■ Your assignment
Report the number of lines in the material below that contain "time", without any other words.

■ Material shown
:::

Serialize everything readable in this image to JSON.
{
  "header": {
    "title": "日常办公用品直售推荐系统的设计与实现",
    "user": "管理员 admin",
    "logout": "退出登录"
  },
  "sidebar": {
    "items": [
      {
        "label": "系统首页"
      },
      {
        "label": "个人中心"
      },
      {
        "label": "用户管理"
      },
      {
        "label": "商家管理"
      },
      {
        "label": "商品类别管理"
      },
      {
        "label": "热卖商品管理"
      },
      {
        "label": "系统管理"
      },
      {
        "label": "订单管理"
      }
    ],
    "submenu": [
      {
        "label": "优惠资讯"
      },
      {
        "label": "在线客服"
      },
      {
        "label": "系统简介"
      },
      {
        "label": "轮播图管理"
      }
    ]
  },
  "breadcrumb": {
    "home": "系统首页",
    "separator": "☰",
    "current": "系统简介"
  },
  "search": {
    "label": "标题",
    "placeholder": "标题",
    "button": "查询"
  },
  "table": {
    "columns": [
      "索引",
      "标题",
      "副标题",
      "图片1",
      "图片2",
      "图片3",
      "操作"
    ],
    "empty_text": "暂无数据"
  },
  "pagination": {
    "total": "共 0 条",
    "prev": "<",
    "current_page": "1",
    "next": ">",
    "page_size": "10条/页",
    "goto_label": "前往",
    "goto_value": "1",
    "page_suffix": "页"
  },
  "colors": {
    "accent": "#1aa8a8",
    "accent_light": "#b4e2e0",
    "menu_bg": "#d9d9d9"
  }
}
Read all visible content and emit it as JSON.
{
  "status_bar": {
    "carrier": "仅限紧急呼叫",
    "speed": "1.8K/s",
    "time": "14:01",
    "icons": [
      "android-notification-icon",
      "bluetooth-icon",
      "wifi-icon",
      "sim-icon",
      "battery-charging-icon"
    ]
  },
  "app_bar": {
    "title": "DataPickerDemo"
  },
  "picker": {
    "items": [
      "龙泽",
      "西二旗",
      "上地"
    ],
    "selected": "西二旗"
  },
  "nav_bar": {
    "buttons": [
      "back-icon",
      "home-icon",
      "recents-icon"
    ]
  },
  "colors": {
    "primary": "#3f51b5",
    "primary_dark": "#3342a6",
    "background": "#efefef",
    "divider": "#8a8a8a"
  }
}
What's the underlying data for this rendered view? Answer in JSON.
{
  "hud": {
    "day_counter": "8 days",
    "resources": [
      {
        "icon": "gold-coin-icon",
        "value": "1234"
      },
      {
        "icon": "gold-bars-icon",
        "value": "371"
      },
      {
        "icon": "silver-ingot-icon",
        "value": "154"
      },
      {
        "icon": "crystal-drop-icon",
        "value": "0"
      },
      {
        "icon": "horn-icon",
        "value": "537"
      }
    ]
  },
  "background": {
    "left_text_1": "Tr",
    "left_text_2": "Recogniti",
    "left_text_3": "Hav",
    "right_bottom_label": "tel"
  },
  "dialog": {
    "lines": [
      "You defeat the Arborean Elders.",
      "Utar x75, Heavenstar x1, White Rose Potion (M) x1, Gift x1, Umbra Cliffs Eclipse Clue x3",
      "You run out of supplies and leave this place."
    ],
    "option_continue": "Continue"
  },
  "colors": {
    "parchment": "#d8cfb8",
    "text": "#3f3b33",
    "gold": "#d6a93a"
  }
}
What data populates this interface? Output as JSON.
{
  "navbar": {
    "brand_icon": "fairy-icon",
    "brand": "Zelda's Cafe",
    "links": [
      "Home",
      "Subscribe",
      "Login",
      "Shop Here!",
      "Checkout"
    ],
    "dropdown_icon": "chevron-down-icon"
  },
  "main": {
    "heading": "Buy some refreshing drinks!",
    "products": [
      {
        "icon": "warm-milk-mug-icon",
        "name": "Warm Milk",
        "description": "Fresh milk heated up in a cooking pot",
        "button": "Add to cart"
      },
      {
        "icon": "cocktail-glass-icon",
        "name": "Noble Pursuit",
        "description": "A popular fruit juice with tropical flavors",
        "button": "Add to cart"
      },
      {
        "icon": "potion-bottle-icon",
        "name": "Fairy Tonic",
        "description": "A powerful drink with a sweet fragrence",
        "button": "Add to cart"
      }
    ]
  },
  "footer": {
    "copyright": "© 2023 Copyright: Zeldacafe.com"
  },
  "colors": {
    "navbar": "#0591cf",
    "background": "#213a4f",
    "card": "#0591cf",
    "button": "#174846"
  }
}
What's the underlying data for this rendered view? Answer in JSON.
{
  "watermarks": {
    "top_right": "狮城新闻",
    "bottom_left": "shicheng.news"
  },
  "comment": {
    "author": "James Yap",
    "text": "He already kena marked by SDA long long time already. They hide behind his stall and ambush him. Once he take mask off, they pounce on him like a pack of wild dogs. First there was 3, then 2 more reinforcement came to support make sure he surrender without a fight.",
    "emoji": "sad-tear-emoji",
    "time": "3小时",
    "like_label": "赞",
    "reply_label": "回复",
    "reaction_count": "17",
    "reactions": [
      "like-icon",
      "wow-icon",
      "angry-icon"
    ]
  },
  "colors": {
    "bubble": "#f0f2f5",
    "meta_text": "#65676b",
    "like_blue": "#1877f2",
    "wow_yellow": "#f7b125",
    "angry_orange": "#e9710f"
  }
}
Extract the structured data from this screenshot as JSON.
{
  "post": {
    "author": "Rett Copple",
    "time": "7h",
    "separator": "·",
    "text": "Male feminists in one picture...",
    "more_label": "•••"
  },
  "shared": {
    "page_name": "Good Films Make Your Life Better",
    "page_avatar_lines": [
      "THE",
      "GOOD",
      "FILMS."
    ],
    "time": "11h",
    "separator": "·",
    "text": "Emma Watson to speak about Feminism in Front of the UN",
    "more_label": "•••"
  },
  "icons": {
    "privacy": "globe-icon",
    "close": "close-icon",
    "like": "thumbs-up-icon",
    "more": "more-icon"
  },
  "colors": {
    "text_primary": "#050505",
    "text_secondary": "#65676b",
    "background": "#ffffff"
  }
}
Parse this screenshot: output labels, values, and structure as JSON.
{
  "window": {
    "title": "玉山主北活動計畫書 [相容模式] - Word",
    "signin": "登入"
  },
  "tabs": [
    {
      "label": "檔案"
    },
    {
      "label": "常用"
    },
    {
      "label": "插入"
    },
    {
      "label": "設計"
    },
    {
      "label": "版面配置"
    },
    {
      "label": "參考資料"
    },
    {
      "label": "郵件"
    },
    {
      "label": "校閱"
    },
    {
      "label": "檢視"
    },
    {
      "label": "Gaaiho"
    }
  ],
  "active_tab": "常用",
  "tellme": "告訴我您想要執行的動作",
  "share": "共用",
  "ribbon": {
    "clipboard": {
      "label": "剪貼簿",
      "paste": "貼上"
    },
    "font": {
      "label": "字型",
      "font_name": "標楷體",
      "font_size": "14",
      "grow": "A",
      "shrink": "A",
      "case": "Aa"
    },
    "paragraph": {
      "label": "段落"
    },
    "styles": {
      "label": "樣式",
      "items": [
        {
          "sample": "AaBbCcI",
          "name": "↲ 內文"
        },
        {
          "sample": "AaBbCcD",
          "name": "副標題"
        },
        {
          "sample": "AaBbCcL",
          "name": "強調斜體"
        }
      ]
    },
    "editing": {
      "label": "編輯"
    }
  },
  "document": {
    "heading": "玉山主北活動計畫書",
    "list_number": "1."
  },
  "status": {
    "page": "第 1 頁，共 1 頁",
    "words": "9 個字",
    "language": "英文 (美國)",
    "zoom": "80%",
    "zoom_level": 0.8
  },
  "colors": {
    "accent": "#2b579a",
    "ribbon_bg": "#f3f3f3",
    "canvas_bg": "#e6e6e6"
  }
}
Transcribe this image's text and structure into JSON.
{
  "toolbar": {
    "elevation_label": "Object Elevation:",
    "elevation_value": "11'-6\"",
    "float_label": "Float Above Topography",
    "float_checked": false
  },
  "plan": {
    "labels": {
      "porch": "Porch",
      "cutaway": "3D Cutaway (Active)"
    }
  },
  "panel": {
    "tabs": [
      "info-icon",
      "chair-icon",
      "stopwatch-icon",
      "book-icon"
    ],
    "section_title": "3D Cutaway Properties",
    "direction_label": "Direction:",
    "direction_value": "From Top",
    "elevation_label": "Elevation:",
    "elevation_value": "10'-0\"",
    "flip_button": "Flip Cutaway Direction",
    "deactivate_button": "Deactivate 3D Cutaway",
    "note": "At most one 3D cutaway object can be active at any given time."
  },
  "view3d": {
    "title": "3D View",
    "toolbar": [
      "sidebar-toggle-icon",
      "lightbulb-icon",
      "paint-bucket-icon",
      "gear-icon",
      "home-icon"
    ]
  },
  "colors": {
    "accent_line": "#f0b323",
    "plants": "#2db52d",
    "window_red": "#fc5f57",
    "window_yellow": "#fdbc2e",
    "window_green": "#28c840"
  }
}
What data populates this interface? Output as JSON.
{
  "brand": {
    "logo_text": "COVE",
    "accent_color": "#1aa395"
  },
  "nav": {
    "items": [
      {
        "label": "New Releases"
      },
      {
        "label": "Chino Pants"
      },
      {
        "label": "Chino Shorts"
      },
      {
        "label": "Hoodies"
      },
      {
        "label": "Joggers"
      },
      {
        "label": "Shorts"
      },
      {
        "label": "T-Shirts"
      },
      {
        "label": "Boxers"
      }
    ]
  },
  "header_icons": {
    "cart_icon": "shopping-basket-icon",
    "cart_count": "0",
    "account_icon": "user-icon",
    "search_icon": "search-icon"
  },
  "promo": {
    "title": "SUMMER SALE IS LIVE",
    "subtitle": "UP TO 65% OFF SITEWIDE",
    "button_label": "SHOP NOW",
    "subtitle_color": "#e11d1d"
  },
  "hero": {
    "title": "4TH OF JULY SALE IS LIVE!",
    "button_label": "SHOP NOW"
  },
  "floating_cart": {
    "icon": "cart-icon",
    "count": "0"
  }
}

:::

■ Exercise result
6